today update : Vybz Kartel’s Lawyer accuses key witness in Kartel murder trial of lying

BY KARYL WALKER Editor – Crime/Court Desk

Thursday, November 28, 2013



DEFENCE attorney Tom Tavares-Finson yesterday came out shooting from the hip as he attempted to discredit the prosecution’s star witness

in the murder trial of entertainer Vybz Kartel and four other men at the Supreme Court in downtown Kingston.

Kartel, Shawn ‘Shawn Storm’ Campbell, André St John, Kahira Jones, and Shane Williams are jointly charged with the August 2011 murder of Clive ‘Lizard’ Williams.

The witness, who on Tuesday testified that he was present at a house when Williams was attacked, seemed ready for the attorney’s onslaught, appearing more confident and not as shaky as he did on the first day he took the witness stand.

Tavares-Finson hinted that the witness was lying when he testified under oath that himself, Campbell and Williams had gone to a house at Swallowfield Avenue in Havendale, St Andrew, owned by Kartel, whose real name is Adidja Palmer.

Instead Tavares-Finson insisted that it was the witness alone who went to the premises.

“You entered the premises and went up to speak with Adidja Palmer, who was standing at the front with a young lady,” Tavares-Finson bellowed.

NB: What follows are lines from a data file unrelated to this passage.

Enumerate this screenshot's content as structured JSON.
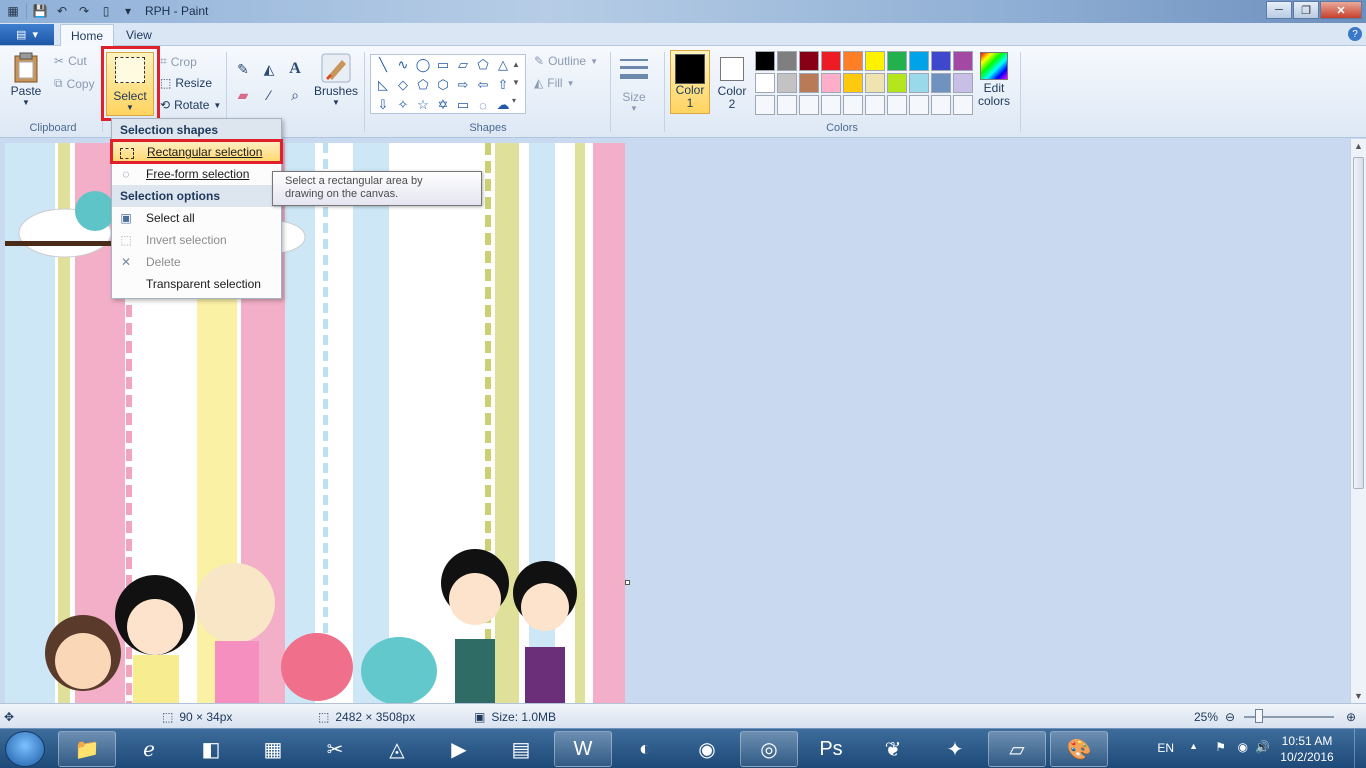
{
  "window": {
    "title": "RPH - Paint"
  },
  "tabs": {
    "home": "Home",
    "view": "View"
  },
  "clipboard": {
    "paste": "Paste",
    "cut": "Cut",
    "copy": "Copy",
    "label": "Clipboard"
  },
  "image": {
    "select": "Select",
    "crop": "Crop",
    "resize": "Resize",
    "rotate": "Rotate"
  },
  "tools": {
    "brushes": "Brushes"
  },
  "shapes": {
    "outline": "Outline",
    "fill": "Fill",
    "label": "Shapes"
  },
  "size": {
    "label": "Size"
  },
  "colors": {
    "color1": "Color 1",
    "color2": "Color 2",
    "edit": "Edit colors",
    "label": "Colors",
    "color1_value": "#000000",
    "color2_value": "#ffffff",
    "palette": [
      "#000000",
      "#7f7f7f",
      "#880015",
      "#ed1c24",
      "#ff7f27",
      "#fff200",
      "#22b14c",
      "#00a2e8",
      "#3f48cc",
      "#a349a4",
      "#ffffff",
      "#c3c3c3",
      "#b97a57",
      "#ffaec9",
      "#ffc90e",
      "#efe4b0",
      "#b5e61d",
      "#99d9ea",
      "#7092be",
      "#c8bfe7"
    ]
  },
  "select_menu": {
    "header_shapes": "Selection shapes",
    "rectangular": "Rectangular selection",
    "freeform": "Free-form selection",
    "header_options": "Selection options",
    "select_all": "Select all",
    "invert": "Invert selection",
    "delete": "Delete",
    "transparent": "Transparent selection"
  },
  "tooltip": {
    "line1": "Select a rectangular area by",
    "line2": "drawing on the canvas."
  },
  "statusbar": {
    "selection_size": "90 × 34px",
    "image_size": "2482 × 3508px",
    "file_size": "Size: 1.0MB",
    "zoom": "25%"
  },
  "taskbar": {
    "language": "EN",
    "time": "10:51 AM",
    "date": "10/2/2016"
  },
  "accent": "#ffd35f",
  "highlight_border": "#e0202a"
}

“The three of us went in,” the witness replied.

“You never went inside that house,” the attorney shot back.

But the witness was unfazed.

“Three of us went in,” he said.

Tavares-Finson then suggested that the witness’s account of how Kartel was bitten by a pit bull was concocted.

“That pit bull attacked you in the yard and in trying to protect you, it bit Mr Palmer,” the attorney said.

“No such thing,” the witness replied.

“And that is why you hailed a cab and he was not hopping behind you,” Tavares-Finson went on.

But the witness’s reply caused the crammed court room to erupt in laughter.

“You were there, sir? You were there?” he asked.

At that point Justice Lennox Campbell intervened and informed the witness that his behaviour was inappropriate as the attorney was asking questions on behalf of his client.

The judge had earlier cautioned the witness after he looked inside the prisone’s dock and sent a birthday greeting to Campbell.

“Siba, today a you strong, you know. Bless up,” he said, flashing what appeared to be a mocking smile.

However, the greeting was met with a stony-faced gaze by Campbell, who seemed unappreciative.

Tavares-Finson also attacked the witness’s credibility by pointing out inconsistencies in the three statements he gave to the police and the testimony he offered in court.

He also accused the witness of conspiring with police investigators to cook up a charge against his former friends.

“I am suggesting that story was made up by you and the police investigators in this case,” Tavares-Finson said.

“No such thing,” the witness replied.

Tavares-Finson also accused the witness of leading a life of crime, as he had been responsible for an illegal firearm and asked whether the witness had ever been charged for any gun-related crime.

The witness denied being charged.

Tavares-Finson also queried why, after running for his life, the witness decided to put Kartel in a taxi, take him to the Andrews Memorial Hospital and wait for him to get treated.

He explained his reason for staying at the hospital with Kartel, even though he had earlier witnessed the attack on Williams.

“Me did just want make him know say me never involve in what a go on,” he said.

The witness admitted that after they left the hospital in a taxi with Kartel, he went to a guest house where he saw Kahira Jones, André St John and another man whose name he did not know.

At that point the attorney asked him who paid his taxi fare to go to Waterford in Portmore, St Catherine, and the witness replied that it was Kartel who forked out the cash.

Earlier, during his evidence in chief, when he was being examined by lead prosecutor Jeremy Taylor, the witness testified that Kartel had bought tickets for him as well as for himself and Campbell to travel to Guyana as they wanted to avoid anyone questioning them about Williams’s disappearance.

The tickets were bought at the Norman Manley International Airport, he said, but the flight had already left so they postponed their flight until two days later.

However, the witness said he decided not to take the trip. He also said he had given his passport to Campbell, who informed him that they would be travelling to Guyana, but that his passport was not returned to him.

The witness, under cross-examination, also testified that he was picked up in St Thomas by three car loads of policemen who questioned him about the disappearance of Williams.

The trial is expected to continue today when Justice Campbell will hand down his decision on a request by Tavares-Finson that the prosecution hand over a statement on how the star witness was prepared for the trial.